Richard Ashcroft dropped off the radar after he finished touring his last solo album, and if you’d put your name to something as horribly ill-advised as United Nations of Sound, you probably would’ve done likewise. That album saw him try to inject something new into the standard template that his previous three solo records had followed, but the inescapable truth about Ashcroft’s own output is that said template is so uncompromisingly rigid that he could probably scream some misanthropic death metal vitriol into the microphone and it’d still come out of the speakers, in that unmistakable Urban Hymns croon, as “hey, hey, everybody, all the people now, come on, yeah”. It’s for precisely that reason that a few cynical eyebrows were raised at the news that, with this comeback LP, Ashcroft had been spurred to emerge from semi-retirement by a burning desire to channel some of his bewilderment and anger at the state of the world we’re living in into a new batch of songs.

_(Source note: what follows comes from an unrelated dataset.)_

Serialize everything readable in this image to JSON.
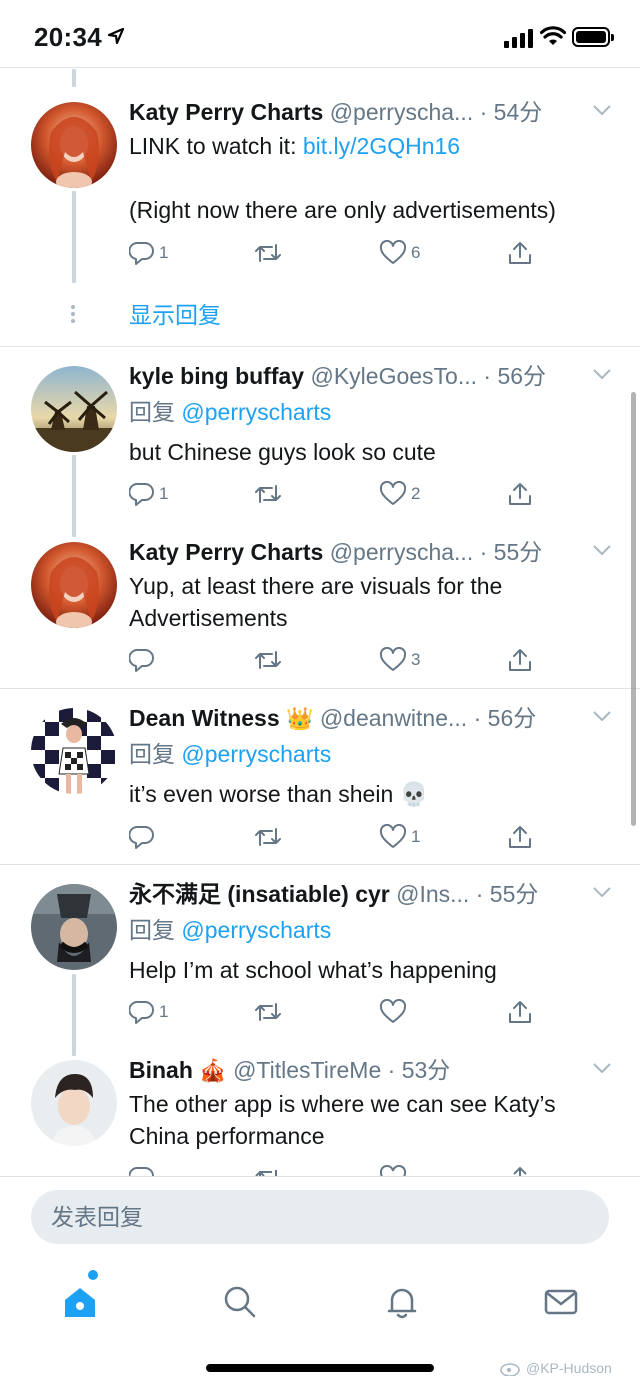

Although ‘Ain’t The Future So Bright’ touches on the vocoder rap inflections of 2010’s ‘United Nations Of Sound’, ‘These People’ is the solo record most aligned to Ashcroft’s Verve peak, right down to employing the same string arranger and bunging on one gigantic romance anthem, ‘This is How It Feels’. It’s both a grandmaster lesson and an antidote to the current crop of insipid singer-songwriter mulch, the sound of Ashcroft charging into the acoustic rock youth centre and showing them how it’s done. “I’m feeling like a number one again”, he sings; it’s a better bet than Leicester winning the league.
Hailed as Britpop’s brightest voice around the release of Urban Hymns in 1997, Richard Ashcroft’s solo career has enjoyed moderate health without ever really exciting. It’s been ten years since The Verve’s frontman enjoyed any real commercial or critical success, with his solo output failing to shake its unfortunate association with Noughties dad rock. He returns with an album lacking any real sense of focus, and while there are certainly a number of new ideas on These People, none of them feel properly fleshed out or fully realised.
The Upshot: Put on the gas mask, world! He probably won’t be counting much in the royalties from record sales of this stinker. And he can’t even make a bank deposit from The Verve’s “Bitter Sweet Symphony,” either. Several years ago when Chris Cornell released his Timabland “produced” album Scream, the rock world was in a tizzy. It seemed for all intents and purposes that one of rock’s great vocalists was now staking out the turf held by Madonna and the likes of Linkin Park.